Input records ::
——————

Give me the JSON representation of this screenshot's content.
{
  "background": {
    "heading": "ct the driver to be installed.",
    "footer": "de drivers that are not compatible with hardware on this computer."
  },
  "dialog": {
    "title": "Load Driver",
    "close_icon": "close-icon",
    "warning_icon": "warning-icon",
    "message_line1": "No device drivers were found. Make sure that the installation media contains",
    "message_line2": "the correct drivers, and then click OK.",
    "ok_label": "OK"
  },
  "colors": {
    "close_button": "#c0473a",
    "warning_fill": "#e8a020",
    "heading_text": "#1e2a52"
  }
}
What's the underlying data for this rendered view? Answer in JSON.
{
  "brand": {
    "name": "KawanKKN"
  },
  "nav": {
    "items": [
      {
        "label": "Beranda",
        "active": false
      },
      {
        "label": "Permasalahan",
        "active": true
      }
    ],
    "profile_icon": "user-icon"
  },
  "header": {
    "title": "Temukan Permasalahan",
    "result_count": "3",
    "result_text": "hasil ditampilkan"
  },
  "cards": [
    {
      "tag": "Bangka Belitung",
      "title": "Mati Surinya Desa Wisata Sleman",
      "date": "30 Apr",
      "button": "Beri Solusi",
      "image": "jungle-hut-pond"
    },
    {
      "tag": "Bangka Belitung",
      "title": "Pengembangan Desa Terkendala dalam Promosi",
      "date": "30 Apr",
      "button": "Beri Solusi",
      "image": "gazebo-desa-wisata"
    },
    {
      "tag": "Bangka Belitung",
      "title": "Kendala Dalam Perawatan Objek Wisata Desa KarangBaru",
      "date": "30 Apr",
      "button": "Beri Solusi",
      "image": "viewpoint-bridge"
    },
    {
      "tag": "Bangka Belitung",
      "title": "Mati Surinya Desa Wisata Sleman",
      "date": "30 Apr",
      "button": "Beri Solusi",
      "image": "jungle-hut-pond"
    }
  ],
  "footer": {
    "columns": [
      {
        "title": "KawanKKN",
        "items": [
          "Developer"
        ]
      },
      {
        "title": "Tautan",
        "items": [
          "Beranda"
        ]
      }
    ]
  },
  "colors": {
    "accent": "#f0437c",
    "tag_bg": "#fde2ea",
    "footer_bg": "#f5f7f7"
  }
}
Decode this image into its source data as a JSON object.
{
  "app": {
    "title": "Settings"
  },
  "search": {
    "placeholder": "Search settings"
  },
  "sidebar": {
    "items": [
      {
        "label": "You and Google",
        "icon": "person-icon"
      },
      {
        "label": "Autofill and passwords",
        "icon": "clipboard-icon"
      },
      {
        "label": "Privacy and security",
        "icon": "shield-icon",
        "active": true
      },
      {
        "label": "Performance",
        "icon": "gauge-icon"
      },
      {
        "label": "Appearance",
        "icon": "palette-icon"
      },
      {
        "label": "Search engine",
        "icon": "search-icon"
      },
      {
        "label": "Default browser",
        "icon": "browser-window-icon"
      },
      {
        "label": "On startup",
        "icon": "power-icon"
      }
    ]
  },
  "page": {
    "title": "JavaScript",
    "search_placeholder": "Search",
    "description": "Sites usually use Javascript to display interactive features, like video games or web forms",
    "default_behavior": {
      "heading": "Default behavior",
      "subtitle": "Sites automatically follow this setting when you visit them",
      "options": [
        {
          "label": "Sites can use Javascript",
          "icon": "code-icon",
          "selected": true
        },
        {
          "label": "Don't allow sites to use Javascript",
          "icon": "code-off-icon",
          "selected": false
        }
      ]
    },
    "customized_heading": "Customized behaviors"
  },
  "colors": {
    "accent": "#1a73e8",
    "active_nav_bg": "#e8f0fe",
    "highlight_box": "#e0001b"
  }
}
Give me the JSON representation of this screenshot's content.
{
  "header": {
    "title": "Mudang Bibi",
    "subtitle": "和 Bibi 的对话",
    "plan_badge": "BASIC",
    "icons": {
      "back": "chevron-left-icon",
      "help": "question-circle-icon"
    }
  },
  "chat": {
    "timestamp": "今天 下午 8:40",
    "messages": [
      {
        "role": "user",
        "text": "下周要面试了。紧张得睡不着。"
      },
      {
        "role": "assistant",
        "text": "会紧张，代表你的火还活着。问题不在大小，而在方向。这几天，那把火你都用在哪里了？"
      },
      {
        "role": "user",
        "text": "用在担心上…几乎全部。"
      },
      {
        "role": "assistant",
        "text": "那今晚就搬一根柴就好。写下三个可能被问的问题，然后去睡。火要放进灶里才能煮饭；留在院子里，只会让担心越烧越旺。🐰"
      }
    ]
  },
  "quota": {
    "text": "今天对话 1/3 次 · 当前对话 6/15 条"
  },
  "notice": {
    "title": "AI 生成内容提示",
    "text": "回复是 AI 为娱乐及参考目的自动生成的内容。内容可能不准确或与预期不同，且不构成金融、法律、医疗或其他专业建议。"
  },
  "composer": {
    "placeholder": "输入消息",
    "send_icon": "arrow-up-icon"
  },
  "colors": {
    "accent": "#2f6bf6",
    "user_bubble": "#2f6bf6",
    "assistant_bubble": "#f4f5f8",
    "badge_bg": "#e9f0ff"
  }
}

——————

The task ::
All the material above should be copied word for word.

Output below ::
Give me the JSON representation of this screenshot's content.
{
  "background": {
    "heading": "ct the driver to be installed.",
    "footer": "de drivers that are not compatible with hardware on this computer."
  },
  "dialog": {
    "title": "Load Driver",
    "close_icon": "close-icon",
    "warning_icon": "warning-icon",
    "message_line1": "No device drivers were found. Make sure that the installation media contains",
    "message_line2": "the correct drivers, and then click OK.",
    "ok_label": "OK"
  },
  "colors": {
    "close_button": "#c0473a",
    "warning_fill": "#e8a020",
    "heading_text": "#1e2a52"
  }
}
What's the underlying data for this rendered view? Answer in JSON.
{
  "brand": {
    "name": "KawanKKN"
  },
  "nav": {
    "items": [
      {
        "label": "Beranda",
        "active": false
      },
      {
        "label": "Permasalahan",
        "active": true
      }
    ],
    "profile_icon": "user-icon"
  },
  "header": {
    "title": "Temukan Permasalahan",
    "result_count": "3",
    "result_text": "hasil ditampilkan"
  },
  "cards": [
    {
      "tag": "Bangka Belitung",
      "title": "Mati Surinya Desa Wisata Sleman",
      "date": "30 Apr",
      "button": "Beri Solusi",
      "image": "jungle-hut-pond"
    },
    {
      "tag": "Bangka Belitung",
      "title": "Pengembangan Desa Terkendala dalam Promosi",
      "date": "30 Apr",
      "button": "Beri Solusi",
      "image": "gazebo-desa-wisata"
    },
    {
      "tag": "Bangka Belitung",
      "title": "Kendala Dalam Perawatan Objek Wisata Desa KarangBaru",
      "date": "30 Apr",
      "button": "Beri Solusi",
      "image": "viewpoint-bridge"
    },
    {
      "tag": "Bangka Belitung",
      "title": "Mati Surinya Desa Wisata Sleman",
      "date": "30 Apr",
      "button": "Beri Solusi",
      "image": "jungle-hut-pond"
    }
  ],
  "footer": {
    "columns": [
      {
        "title": "KawanKKN",
        "items": [
          "Developer"
        ]
      },
      {
        "title": "Tautan",
        "items": [
          "Beranda"
        ]
      }
    ]
  },
  "colors": {
    "accent": "#f0437c",
    "tag_bg": "#fde2ea",
    "footer_bg": "#f5f7f7"
  }
}
Decode this image into its source data as a JSON object.
{
  "app": {
    "title": "Settings"
  },
  "search": {
    "placeholder": "Search settings"
  },
  "sidebar": {
    "items": [
      {
        "label": "You and Google",
        "icon": "person-icon"
      },
      {
        "label": "Autofill and passwords",
        "icon": "clipboard-icon"
      },
      {
        "label": "Privacy and security",
        "icon": "shield-icon",
        "active": true
      },
      {
        "label": "Performance",
        "icon": "gauge-icon"
      },
      {
        "label": "Appearance",
        "icon": "palette-icon"
      },
      {
        "label": "Search engine",
        "icon": "search-icon"
      },
      {
        "label": "Default browser",
        "icon": "browser-window-icon"
      },
      {
        "label": "On startup",
        "icon": "power-icon"
      }
    ]
  },
  "page": {
    "title": "JavaScript",
    "search_placeholder": "Search",
    "description": "Sites usually use Javascript to display interactive features, like video games or web forms",
    "default_behavior": {
      "heading": "Default behavior",
      "subtitle": "Sites automatically follow this setting when you visit them",
      "options": [
        {
          "label": "Sites can use Javascript",
          "icon": "code-icon",
          "selected": true
        },
        {
          "label": "Don't allow sites to use Javascript",
          "icon": "code-off-icon",
          "selected": false
        }
      ]
    },
    "customized_heading": "Customized behaviors"
  },
  "colors": {
    "accent": "#1a73e8",
    "active_nav_bg": "#e8f0fe",
    "highlight_box": "#e0001b"
  }
}
Give me the JSON representation of this screenshot's content.
{
  "header": {
    "title": "Mudang Bibi",
    "subtitle": "和 Bibi 的对话",
    "plan_badge": "BASIC",
    "icons": {
      "back": "chevron-left-icon",
      "help": "question-circle-icon"
    }
  },
  "chat": {
    "timestamp": "今天 下午 8:40",
    "messages": [
      {
        "role": "user",
        "text": "下周要面试了。紧张得睡不着。"
      },
      {
        "role": "assistant",
        "text": "会紧张，代表你的火还活着。问题不在大小，而在方向。这几天，那把火你都用在哪里了？"
      },
      {
        "role": "user",
        "text": "用在担心上…几乎全部。"
      },
      {
        "role": "assistant",
        "text": "那今晚就搬一根柴就好。写下三个可能被问的问题，然后去睡。火要放进灶里才能煮饭；留在院子里，只会让担心越烧越旺。🐰"
      }
    ]
  },
  "quota": {
    "text": "今天对话 1/3 次 · 当前对话 6/15 条"
  },
  "notice": {
    "title": "AI 生成内容提示",
    "text": "回复是 AI 为娱乐及参考目的自动生成的内容。内容可能不准确或与预期不同，且不构成金融、法律、医疗或其他专业建议。"
  },
  "composer": {
    "placeholder": "输入消息",
    "send_icon": "arrow-up-icon"
  },
  "colors": {
    "accent": "#2f6bf6",
    "user_bubble": "#2f6bf6",
    "assistant_bubble": "#f4f5f8",
    "badge_bg": "#e9f0ff"
  }
}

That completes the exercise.